• Unit 3: Kinematics in Two Dimensions

    Most motion in nature follows curved paths rather than straight lines. Motion along a curved path on a flat surface or a plane is two-dimensional and thus described by two-dimensional kinematics. Two-dimensional kinematics is a simple extension of the one-dimensional kinematics covered in the previous unit. This simple extension will allow us to apply physics to many more situations and it will also yield unexpected insights into nature.

    Completing this unit should take you approximately 5 hours.

    • 3.1: Introduction to Kinematics in Two Dimensions using Vectors

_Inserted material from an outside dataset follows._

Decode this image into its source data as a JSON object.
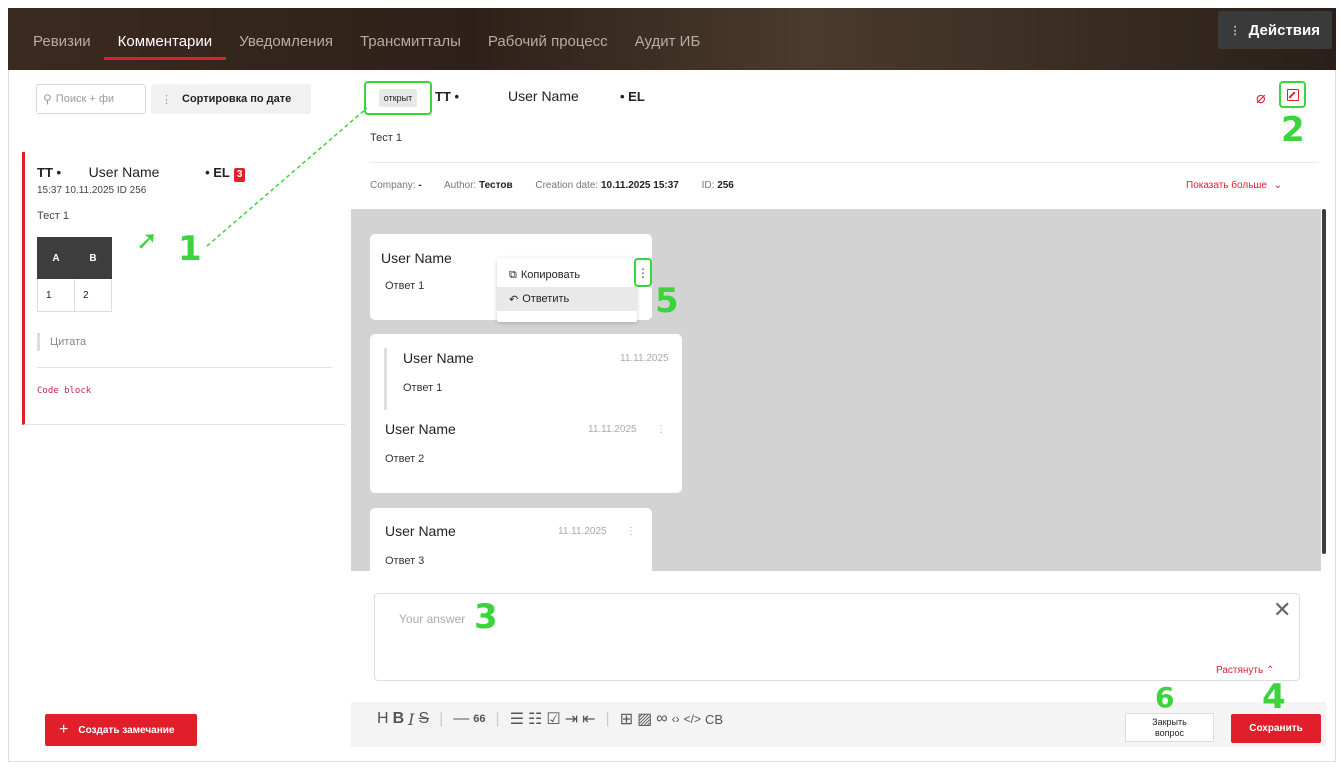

      Two-dimensional kinematics is surprisingly easy. They are similar to one-dimensional problems, due to our coordinate system. Notice that coordinate systems have perpendicular axes, and motion along the two axes is independent from each other. So, the physics or math that helps us solve for an object's motion in the x−direction does not influence its motion in the y−direction. Solving for two-dimensional motion is like solving for one-dimensional motion twice!

    • 3.2: Adding and Subtracting Vectors

      When adding or subtracting vectors, we can follow many of the rules we learned in math class about non-vector numbers. Vector addition follows the commutative property, which means the order of addition does not matter. Vector addition also follows the associative property, which means it does not matter which vector is first when vectors are being added.

      One way to add or subtract vectors is to do so graphically. The graphical method for adding and subtracting vectors is called the head-to-tail method. When adding vectors using this method, use these steps:

      1. Draw the first vector starting from the tail, or starting point of the vector, to its head, or ending point (arrow) of the vector.
      2. Begin the second vector by putting its tail at the head of the first vector.
      3. Finally, draw a line from the tail of the first vector to the head of the second vector.

      The vector that results is the resultant vector, or the solution to the vector addition problem. To determine the magnitude of the resultant vector, measure it with a ruler. To determine the direction of the resultant vector, use a protractor to determine the angle from one of the axes. When subtracting vectors graphically, consider the vector that is being subtracted as negative. That means the direction of the vector being subtracted is flipped so it points in the opposite direction. The head-to-tail process is the same as it is for addition.

    • 3.3. Adding Vectors Analytically: Determining the Components, Magnitude, and Direction of a Vector

      We can also use analytical methods to add and subtract vectors. Analytical methods use trigonometry to solve vector addition and subtraction. While we still use arrows to represent vectors, analytical methods reduce the measurement errors that can occur with graphical (head-to-tail) methods.

    • 3.4: Projectile Motion and Trajectory

      Often, physics problems occur on the surface of the Earth, such as footballs being kicked, rockets being fired, and daredevils riding their motorcycles off cliffs. This means that the y-component of these two-dimensional motions involve acceleration pointing downward while the x-component does not have any acceleration. We call these types of motion projectile motion.

      We define projectile motion as the motion of a thrown object that only feels the acceleration of gravity. The projectile is the object being thrown; the trajectory is the path the object takes when it is thrown.

      We need to use the kinematic equations we learned in Unit 2 of this course to calculate projectile motion, for each of the two-dimensions separately. Note that we assume there is no air resistance when we perform projectile motion calculations – so gravity is the only force acting on the projectile.

    • Unit 3 Assessment

      • Receive a grade